Hexagons, tiles, circles, mind-maps, star charts and more were toyed with as possible visual representations (I think tartan even featured at one stage, but thanks to the whisky that inspired that suggestion, the details and rationale are also long lost), but the project title of ‘All Aboard’ resonated all the more strongly when Blaneth paused on a ‘tube map’ infographic. Following ‘extensive consumer testing’ over coffee, the idea took hold and meme-d its way into the project, being launched at the Galway Symposium in June. Of course we could argue over the details of particular stations on each of the tracks, and indeed, that’s fine, they probably will be modified in the light of feedback and experience. It’s also possible to debate the broad categories that constitute the Metro/subway/tube/underground lines – again, our view is that this is a working model on which to build future work – but the review of other existing models shows broad agreement in the need to capture skills, knowledge and attributes as well as allowing for creativity. Simplifying the category labels into word-pairs we hope will also help demystify much of the jargon which all too often obscures ‘the digital’.

Jisc Six Elements of Digital Capability

Jisc Six Elements of Digital Capabilities

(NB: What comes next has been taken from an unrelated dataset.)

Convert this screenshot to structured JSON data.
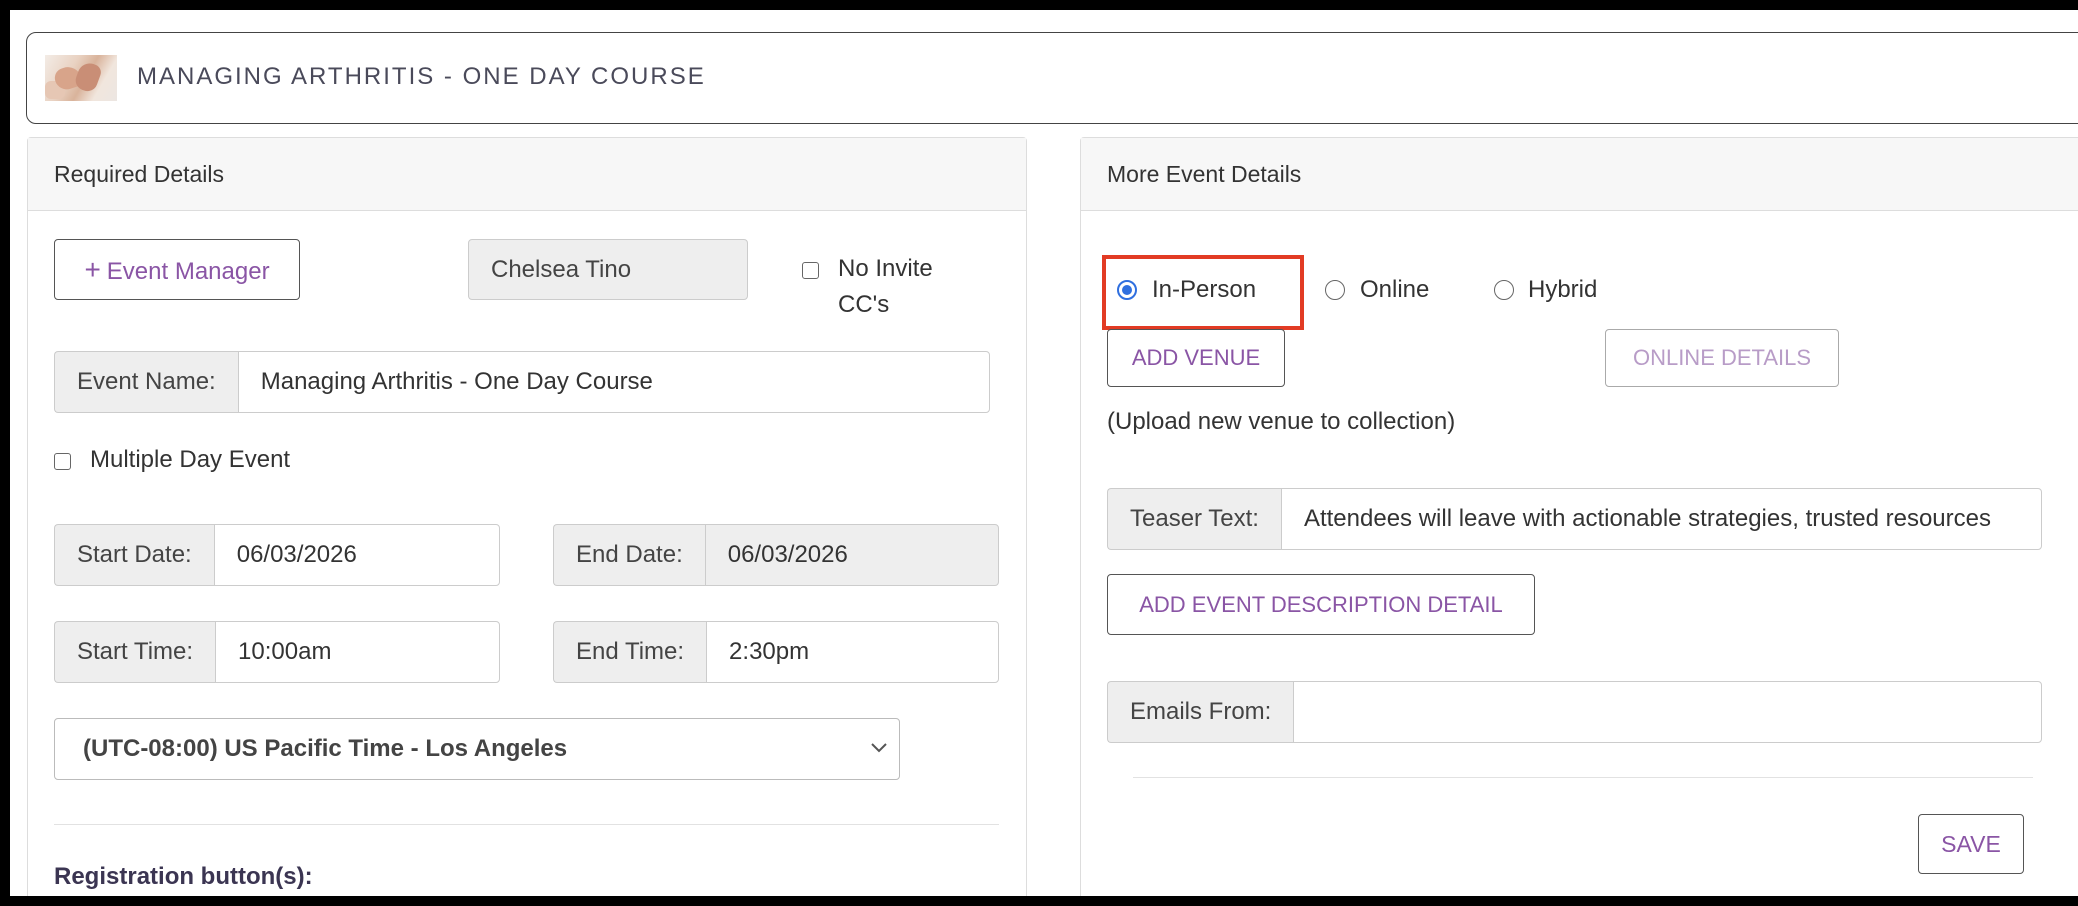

The two frameworks are, inevitably, very similar, but they also differ in a number of respects. For example, we chose to make strong use of verbs, to show our intent to be seen as practical, and we wanted to make overt the recognition that different communities might take different routes, even though they intersect and cross-over in multiple places (eg the ‘Teach & Learn” track which recognises that we all learn and often also have to explain to and support the development of others, but at the same time provides a clear ‘point of entry’ for students and staff).  Of course, a metaphor is merely a tool to help give shape to an idea, and can easily be overplayed, but we hope that, at least in our current context, this simple idea might facilitate engagement and participation more effectively than a more traditional set of headings, sub-headings and the like.

That’s the intention, anyway. Let us know what you think.

Finally, we have really appreciated the fact that working in this area has led to so many useful, supportive and encouraging conversations and exchanges of ideas. With Helen Beetham and Sarah Davies taking time to talk with us recently and discussing complementary work in other areas that are directly or even just tangentially related (such as students as change agents, professional standards frameworks, etc) there is surely plenty of scope for an archipelago of collaboration.